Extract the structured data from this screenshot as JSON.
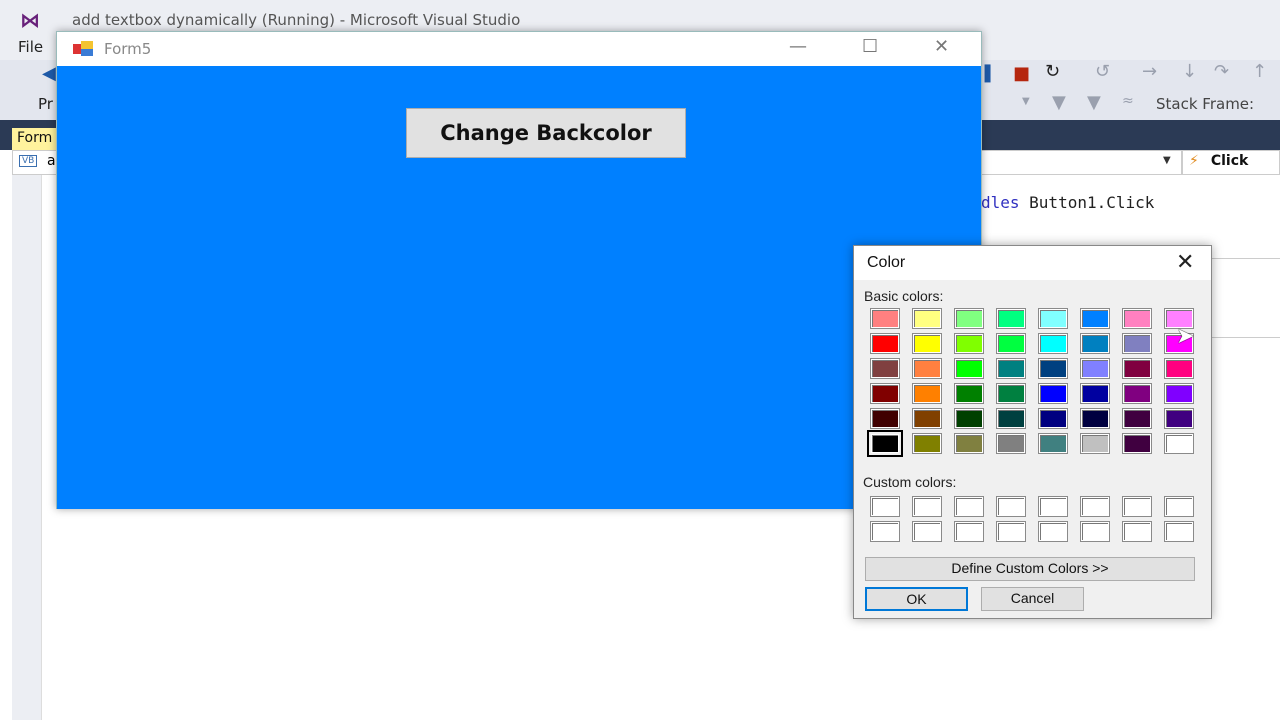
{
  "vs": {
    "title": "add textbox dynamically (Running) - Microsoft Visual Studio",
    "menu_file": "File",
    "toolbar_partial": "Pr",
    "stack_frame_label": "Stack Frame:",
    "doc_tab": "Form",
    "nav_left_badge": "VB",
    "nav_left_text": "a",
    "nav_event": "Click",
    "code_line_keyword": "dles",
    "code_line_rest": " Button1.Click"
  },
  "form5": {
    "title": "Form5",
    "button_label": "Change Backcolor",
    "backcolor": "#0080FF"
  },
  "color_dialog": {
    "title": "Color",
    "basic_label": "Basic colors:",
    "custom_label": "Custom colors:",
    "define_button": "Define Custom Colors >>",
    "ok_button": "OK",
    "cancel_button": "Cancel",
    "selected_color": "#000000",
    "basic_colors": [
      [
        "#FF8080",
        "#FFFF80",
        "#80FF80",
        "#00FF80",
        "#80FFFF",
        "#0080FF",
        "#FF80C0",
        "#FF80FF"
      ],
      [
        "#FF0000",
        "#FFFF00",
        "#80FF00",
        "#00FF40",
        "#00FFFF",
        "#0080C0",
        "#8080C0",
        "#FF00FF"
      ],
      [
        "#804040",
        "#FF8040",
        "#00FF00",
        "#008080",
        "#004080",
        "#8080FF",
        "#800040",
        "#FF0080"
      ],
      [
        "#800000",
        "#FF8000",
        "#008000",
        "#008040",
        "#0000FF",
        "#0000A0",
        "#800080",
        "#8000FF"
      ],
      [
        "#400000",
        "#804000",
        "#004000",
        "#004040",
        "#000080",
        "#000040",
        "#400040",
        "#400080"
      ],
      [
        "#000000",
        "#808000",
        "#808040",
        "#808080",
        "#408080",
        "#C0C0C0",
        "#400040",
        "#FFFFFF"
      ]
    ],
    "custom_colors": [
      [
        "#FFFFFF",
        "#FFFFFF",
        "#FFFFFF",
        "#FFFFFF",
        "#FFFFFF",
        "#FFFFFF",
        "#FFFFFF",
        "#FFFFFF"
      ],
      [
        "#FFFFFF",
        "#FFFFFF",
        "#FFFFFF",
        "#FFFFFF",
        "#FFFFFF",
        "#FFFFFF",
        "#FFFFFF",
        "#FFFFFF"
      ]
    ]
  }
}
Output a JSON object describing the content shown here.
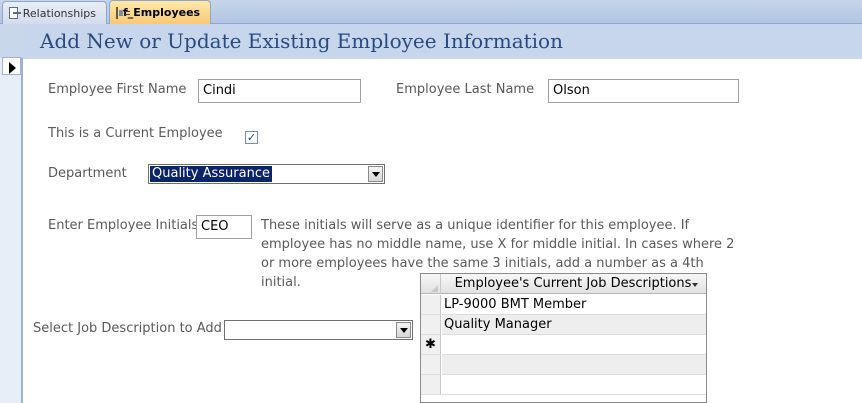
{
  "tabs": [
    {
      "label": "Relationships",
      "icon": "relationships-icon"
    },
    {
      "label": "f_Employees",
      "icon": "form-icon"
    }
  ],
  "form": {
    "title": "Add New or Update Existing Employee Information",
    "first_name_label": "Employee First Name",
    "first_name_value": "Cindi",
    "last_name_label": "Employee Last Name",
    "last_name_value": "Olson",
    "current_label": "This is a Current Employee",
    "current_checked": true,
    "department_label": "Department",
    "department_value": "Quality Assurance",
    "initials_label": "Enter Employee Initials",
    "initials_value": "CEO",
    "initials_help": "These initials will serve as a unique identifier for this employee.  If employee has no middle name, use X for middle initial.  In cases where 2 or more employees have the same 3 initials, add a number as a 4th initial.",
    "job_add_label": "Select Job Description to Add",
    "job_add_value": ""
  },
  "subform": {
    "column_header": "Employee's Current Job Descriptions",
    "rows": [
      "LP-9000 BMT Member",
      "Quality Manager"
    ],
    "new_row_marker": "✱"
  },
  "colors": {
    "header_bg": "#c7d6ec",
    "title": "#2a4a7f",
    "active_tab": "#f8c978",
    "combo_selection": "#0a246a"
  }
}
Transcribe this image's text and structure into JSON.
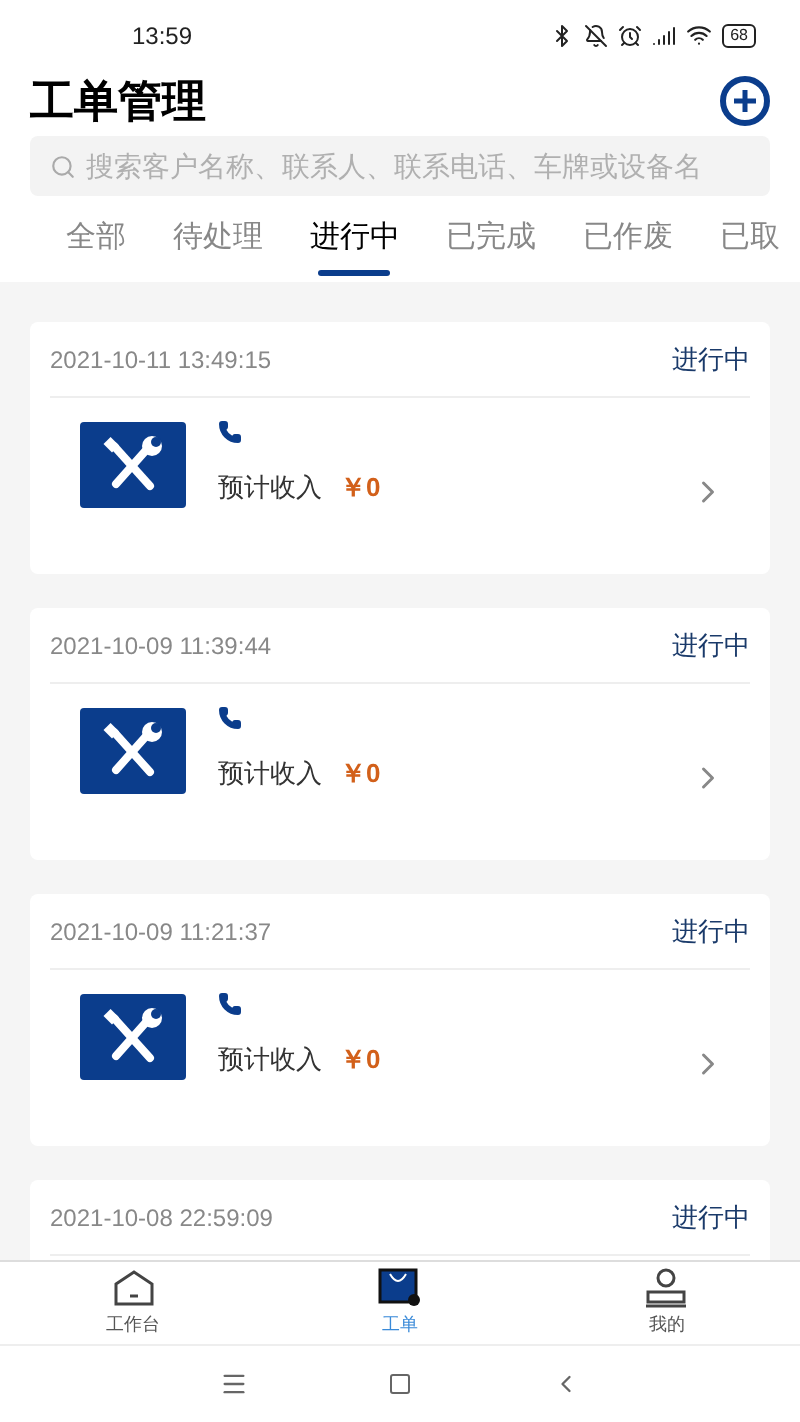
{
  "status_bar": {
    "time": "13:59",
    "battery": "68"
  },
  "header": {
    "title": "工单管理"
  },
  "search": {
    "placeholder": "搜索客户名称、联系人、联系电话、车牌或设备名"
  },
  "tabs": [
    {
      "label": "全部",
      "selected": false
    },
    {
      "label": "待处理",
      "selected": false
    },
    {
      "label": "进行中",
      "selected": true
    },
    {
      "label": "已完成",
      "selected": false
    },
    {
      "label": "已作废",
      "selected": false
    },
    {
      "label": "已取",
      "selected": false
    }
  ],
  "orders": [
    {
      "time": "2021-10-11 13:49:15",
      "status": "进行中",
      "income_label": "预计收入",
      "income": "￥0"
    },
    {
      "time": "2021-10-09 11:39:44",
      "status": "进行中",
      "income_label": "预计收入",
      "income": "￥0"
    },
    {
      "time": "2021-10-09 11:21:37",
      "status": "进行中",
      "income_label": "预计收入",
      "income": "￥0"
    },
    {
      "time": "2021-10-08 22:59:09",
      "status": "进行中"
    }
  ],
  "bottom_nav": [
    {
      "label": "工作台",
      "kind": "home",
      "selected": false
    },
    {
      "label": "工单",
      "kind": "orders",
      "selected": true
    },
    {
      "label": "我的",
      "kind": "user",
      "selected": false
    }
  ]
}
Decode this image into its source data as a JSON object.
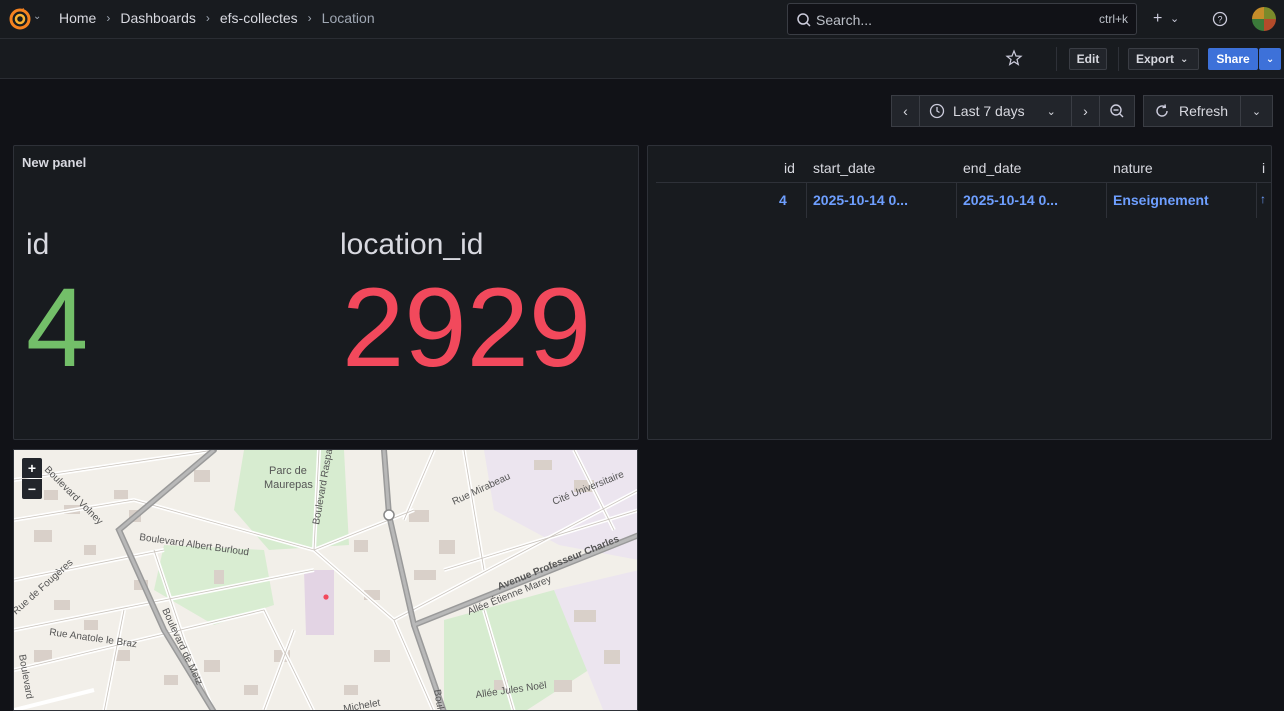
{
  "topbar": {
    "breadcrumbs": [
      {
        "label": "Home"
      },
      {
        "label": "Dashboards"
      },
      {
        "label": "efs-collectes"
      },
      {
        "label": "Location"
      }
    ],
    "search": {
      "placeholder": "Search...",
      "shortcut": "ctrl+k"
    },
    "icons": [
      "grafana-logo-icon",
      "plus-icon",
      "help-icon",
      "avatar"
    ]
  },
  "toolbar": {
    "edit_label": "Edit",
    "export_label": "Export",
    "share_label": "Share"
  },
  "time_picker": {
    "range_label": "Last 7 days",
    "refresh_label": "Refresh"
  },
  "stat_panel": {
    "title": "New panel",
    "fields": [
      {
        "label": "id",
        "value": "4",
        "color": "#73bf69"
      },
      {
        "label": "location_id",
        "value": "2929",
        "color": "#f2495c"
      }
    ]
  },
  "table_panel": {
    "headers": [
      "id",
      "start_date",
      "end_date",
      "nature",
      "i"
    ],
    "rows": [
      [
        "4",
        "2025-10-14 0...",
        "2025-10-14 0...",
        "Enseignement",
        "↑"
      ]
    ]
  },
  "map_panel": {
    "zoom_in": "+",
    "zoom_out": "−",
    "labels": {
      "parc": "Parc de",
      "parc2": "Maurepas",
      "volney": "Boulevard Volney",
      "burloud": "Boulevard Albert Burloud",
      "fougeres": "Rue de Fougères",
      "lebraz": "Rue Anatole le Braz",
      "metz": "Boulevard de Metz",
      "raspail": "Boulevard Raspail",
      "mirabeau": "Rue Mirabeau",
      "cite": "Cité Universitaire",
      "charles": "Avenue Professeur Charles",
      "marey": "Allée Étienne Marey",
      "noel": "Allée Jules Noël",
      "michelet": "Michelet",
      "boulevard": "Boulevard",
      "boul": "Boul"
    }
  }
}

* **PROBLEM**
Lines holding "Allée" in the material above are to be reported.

* **ANSWER AREA**
      "marey": "Allée Étienne Marey",
      "noel": "Allée Jules Noël",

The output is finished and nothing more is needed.